__AIM OF THE TASK__: In the records below, tally the lines that contain the word "JSON" and give only that number.

__DATA PROVIDED__:
☆ ☆ ☆ ☆

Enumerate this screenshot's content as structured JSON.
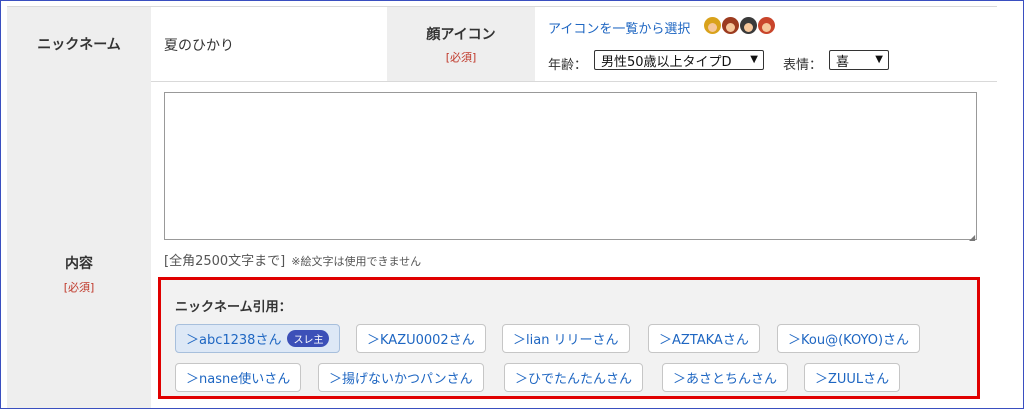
{
  "nickname": {
    "label": "ニックネーム",
    "value": "夏のひかり"
  },
  "face_icon": {
    "label": "顔アイコン",
    "required": "[必須]",
    "select_link": "アイコンを一覧から選択",
    "avatars": [
      "avatar-1",
      "avatar-2",
      "avatar-3",
      "avatar-4"
    ],
    "age_label": "年齢：",
    "age_value": "男性50歳以上タイプD",
    "expression_label": "表情：",
    "expression_value": "喜"
  },
  "content": {
    "label": "内容",
    "required": "[必須]",
    "textarea_value": "",
    "limit_text": "[全角2500文字まで]",
    "emoji_note": "※絵文字は使用できません"
  },
  "quote": {
    "title": "ニックネーム引用：",
    "chips": [
      {
        "label": "＞abc1238さん",
        "badge": "スレ主"
      },
      {
        "label": "＞KAZU0002さん"
      },
      {
        "label": "＞lian リリーさん"
      },
      {
        "label": "＞AZTAKAさん"
      },
      {
        "label": "＞Kou@(KOYO)さん"
      },
      {
        "label": "＞nasne使いさん"
      },
      {
        "label": "＞揚げないかつパンさん"
      },
      {
        "label": "＞ひでたんたんさん"
      },
      {
        "label": "＞あさとちんさん"
      },
      {
        "label": "＞ZUULさん"
      }
    ]
  },
  "colors": {
    "accent_link": "#1e66c2",
    "required_red": "#c0392b",
    "highlight_border": "#e00000",
    "badge_bg": "#3c50b8"
  }
}
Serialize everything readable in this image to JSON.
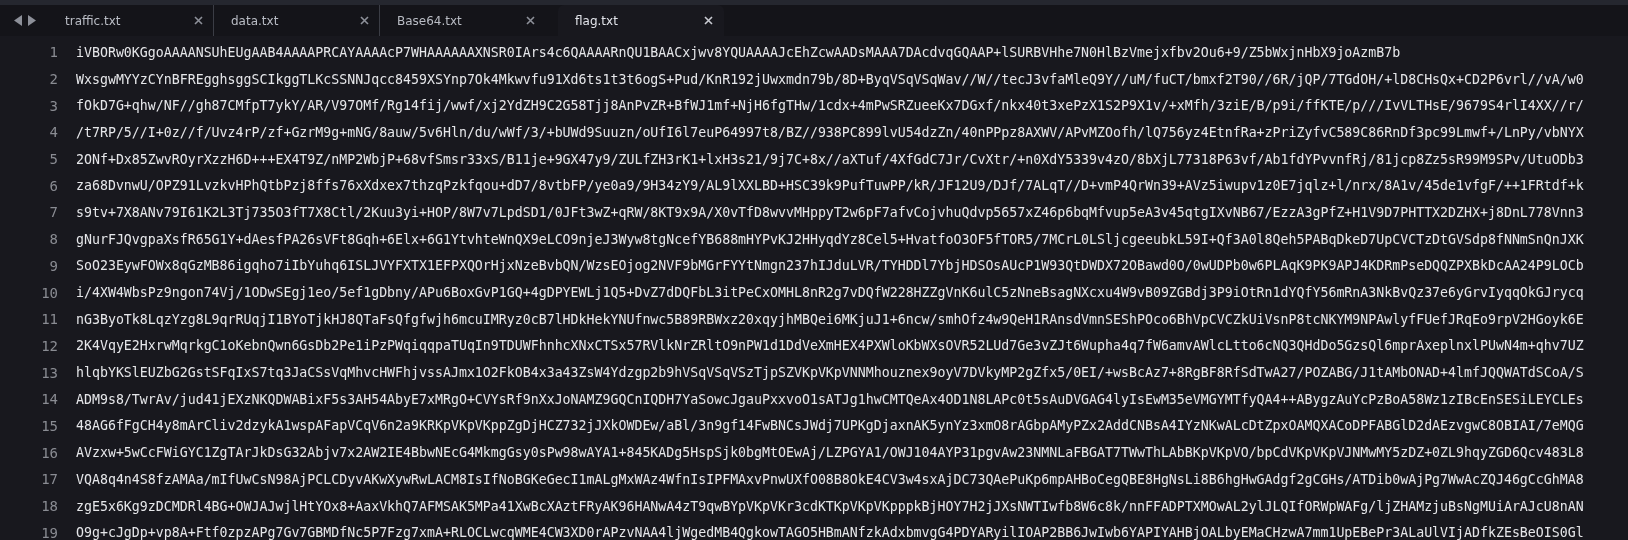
{
  "tabs": [
    {
      "label": "traffic.txt",
      "selected": false
    },
    {
      "label": "data.txt",
      "selected": false
    },
    {
      "label": "Base64.txt",
      "selected": false
    },
    {
      "label": "flag.txt",
      "selected": true
    }
  ],
  "lines": [
    {
      "number": "1",
      "text": "iVBORw0KGgoAAAANSUhEUgAAB4AAAAPRCAYAAAAcP7WHAAAAAAXNSR0IArs4c6QAAAARnQU1BAACxjwv8YQUAAAAJcEhZcwAADsMAAA7DAcdvqGQAAP+lSURBVHhe7N0HlBzVmejxfbv2Ou6+9/Z5bWxjnHbX9joAzmB7b"
    },
    {
      "number": "2",
      "text": "WxsgwMYYzCYnBFREgghsggSCIkggTLKcSSNNJqcc8459XSYnp7Ok4Mkwvfu91Xd6ts1t3t6ogS+Pud/KnR192jUwxmdn79b/8D+ByqVSqVSqWav//W//tecJ3vfaMleQ9Y//uM/fuCT/bmxf2T90//6R/jQP/7TGdOH/+lD8CHsQx+CD2P6vrl//vA/w0"
    },
    {
      "number": "3",
      "text": "fOkD7G+qhw/NF//gh87CMfpT7ykY/AR/V97OMf/Rg14fij/wwf/xj2YdZH9C2G58Tjj8AnPvZR+BfWJ1mf+NjH6fgTHw/1cdx+4mPwSRZueeKx7DGxf/nkx40t3xePzX1S2P9X1v/+xMfh/3ziE/B/p9i/ffKTE/p///IvVLTHsE/9679S4rlI4XX//r/"
    },
    {
      "number": "4",
      "text": "/t7RP/5//I+0z//f/Uvz4rP/zf+GzrM9g+mNG/8auw/5v6Hln/du/wWf/3/+bUWd9Suuzn/oUfI6l7euP64997t8/BZ//938PC899lvU54dzZn/40nPPpz8AXWV/APvMZOofh/lQ756yz4EtnfRa+zPriZyfvC589C86RnDf3pc99Lmwf+/LnPy/vbNYX"
    },
    {
      "number": "5",
      "text": "2ONf+Dx85ZwvROyrXzzH6D+++EX4T9Z/nMP2WbjP+68vfSmsr33xS/B11je+9GX47y9/ZULfZH3rK1+lxH3s21/9j7C+8x//aXTuf/4XfGdC7Jr/CvXtr/+n0XdY5339v4zO/8bXjL77318P63vf/Ab1fdYPvvnfRj/81jcp8Zz5sR99M9SPv/UtuODb3"
    },
    {
      "number": "6",
      "text": "za68DvnwU/OPZ91LvzkvHPhQtbPzj8ffs76xXdxex7thzqPzkfqou+dD7/8vtbFP/ye0a9/9H34zY9/AL9lXXLBD+HSC39k9PufTuwPP/kR/JF12U9/DJf/7ALqT//D+vmP4QrWn39+AVz5iwupv1z0E7jqlz+l/nrx/8A1v/45de1vfgF/++1FRtdf+k"
    },
    {
      "number": "7",
      "text": "s9tv+7X8ANv79I61K2L3Tj735O3fT7X8Ctl/2Kuu3yi+HOP/8W7v7LpdSD1/0JFt3wZ+qRW/8KT9x9A/X0vTfD8wvvMHppyT2w6pF7afvCojvhuQdvp5657xZ46p6bqMfvup5eA3v45qtgIXvNB67/EzzA3gPfZ+H1V9D7PHTTX2DZHX+j8DnL778Vnn3"
    },
    {
      "number": "8",
      "text": "gNurFJQvgpaXsfR65G1Y+dAesfPA26sVFt8Gqh+6Elx+6G1YtvhteWnQX9eLCO9njeJ3Wyw8tgNcefYB688mHYPvKJ2HHyqdYz8Cel5+HvatfoO3OF5fTOR5/7MCrL0LSljcgeeubkL59I+Qf3A0l8Qeh5PABqDkeD7UpCVCTzDtGVSdp8fNNmSnQnJXK"
    },
    {
      "number": "9",
      "text": "SoO23EywFOWx8qGzMB86igqho7iIbYuhq6ISLJVYFXTX1EFPXQOrHjxNzeBvbQN/WzsEOjog2NVF9bMGrFYYtNmgn237hIJduLVR/TYHDDl7YbjHDSOsAUcP1W93QtDWDX72OBawd0O/0wUDPb0w6PLAqK9PK9APJ4KDRmPseDQQZPXBkDcAA24P9LOCb"
    },
    {
      "number": "10",
      "text": "i/4XW4WbsPz9ngon74Vj/1ODwSEgj1eo/5ef1gDbny/APu6BoxGvP1GQ+4gDPYEWLj1Q5+DvZ7dDQFbL3itPeCxOMHL8nR2g7vDQfW228HZZgVnK6ulC5zNneBsagNXcxu4W9vB09ZGBdj3P9iOtRn1dYQfY56mRnA3NkBvQz37e6yGrvIyqqOkGJrycq"
    },
    {
      "number": "11",
      "text": "nG3ByoTk8LqzYzg8L9qrRUqjI1BYoTjkHJ8QTaFsQfgfwjh6mcuIMRyz0cB7lHDkHekYNUfnwc5B89RBWxz20xqyjhMBQei6MKjuJ1+6ncw/smhOfz4w9QeH1RAnsdVmnSEShPOco6BhVpCVCZkUiVsnP8tcNKYM9NPAwlyfFUefJRqEo9rpV2HGoyk6E"
    },
    {
      "number": "12",
      "text": "2K4VqyE2HxrwMqrkgC1oKebnQwn6GsDb2Pe1iPzPWqiqqpaTUqIn9TDUWFhnhcXNxCTSx57RVlkNrZRltO9nPW1d1DdVeXmHEX4PXWloKbWXsOVR52LUd7Ge3vZJt6Wupha4q7fW6amvAWlcLtto6cNQ3QHdDo5GzsQl6mprAxeplnxlPUwN4m+qhv7UZ"
    },
    {
      "number": "13",
      "text": "hlqbYKSlEUZbG2GstSFqIxS7tq3JaCSsVqMhvcHWFhjvssAJmx1O2FkOB4x3a43ZsW4Ydzgp2b9hVSqVSqVSzTjpSZVKpVKpVNNMhouznex9oyV7DVkyMP2gZfx5/0EI/+wsBcAz7+8RgBF8RfSdTwA27/POZABG/J1tAMbONAD+4lmfJQQWATdSCoA/S"
    },
    {
      "number": "14",
      "text": "ADM9s8/TwrAv/jud41jEXzNKQDWABixF5s3AH54AbyE7xMRgO+CVYsRf9nXxJoNAMZ9GQCnIQDH7YaSowcJgauPxxvoO1sATJg1hwCMTQeAx4OD1N8LAPc0t5sAuDVGAG4lyIsEwM35eVMGYMTfyQA4++ABygzAuYcPzBoA58Wz1zIBcEnSESiLEYCLEs"
    },
    {
      "number": "15",
      "text": "48AG6fFgCH4y8mArCliv2dzykA1wspAFapVCqV6n2a9KRKpVKpVKppZgDjHCZ732jJXkOWDEw/aBl/3n9gf14FwBNCsJWdj7UPKgDjaxnAK5ynYz3xmO8rAGbpAMyPZx2AddCNBsA4IYzNKwALcDtZpxOAMQXACoDPFABGlD2dAEzvgwC8OBIAI/7eMQG"
    },
    {
      "number": "16",
      "text": "AVzxw+5wCcFWiGYC1ZgTArJkDsG32Abjv7x2AW2IE4BbwNEcG4MkmgGsy0sPw98wAYA1+845KADg5HspSjk0bgMtOEwAj/LZPGYA1/OWJ104AYP31pgvAw23NMNLaFBGAT7TWwThLAbBKpVKpVO/bpCdVKpVKpVJNMwMY5zDZ+0ZL9hqyZGD6Qcv483L8"
    },
    {
      "number": "17",
      "text": "VQA8q4n4S8fzAMAa/mIfUwCsN98AjPCLCDyvAKwXywRwLACM8IsIfNoBGKeGecI1mALgMxWAz4WfnIsIPFMAxvPnwUXfO08B8OkE4CV3w4sxAjDC73QAePuKp6mpAHBoCegQBE8HgNsLi8B6hgHwGAdgf2gCGHs/ATDib0wAjPg7WwAcZQJ46gCcGhMA8"
    },
    {
      "number": "18",
      "text": "zgE5x6Kg9zDCMDRl4BG+OWJAJwjlHtYOx8+AaxVkhQ7AFMSAK5MPa41XwBcXAztFRyAK96HANwA4zT9qwBYpVKpVKr3cdKTKpVKpVKpppkBjHOY7H2jJXsNWTIwfb8W6c8k/nnFFADPTXMOwAL2ylJLQIfORWpWAFg/ljZHAMzjuBsNgMUiArAJcU8nAN"
    },
    {
      "number": "19",
      "text": "O9g+cJgDp+vp8A+Ftf0zpzAPg7Gv7GBMDfNc5P7Fzg7xmA+RLOCLwcqWME4CW3XD0rAPzvNAA4ljWgedMB4QgkowTAGO5HBmANfzkAdxbmvgG4PDYARyilIOAP2BB6JwIwb6YAPIYAHBjOALbyEMaCHzwA7mm1UpEBePr3ALaUlVIjADfkZEsBeOIS0Gl"
    }
  ]
}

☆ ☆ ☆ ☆

__REPLY TO THE TASK__: 2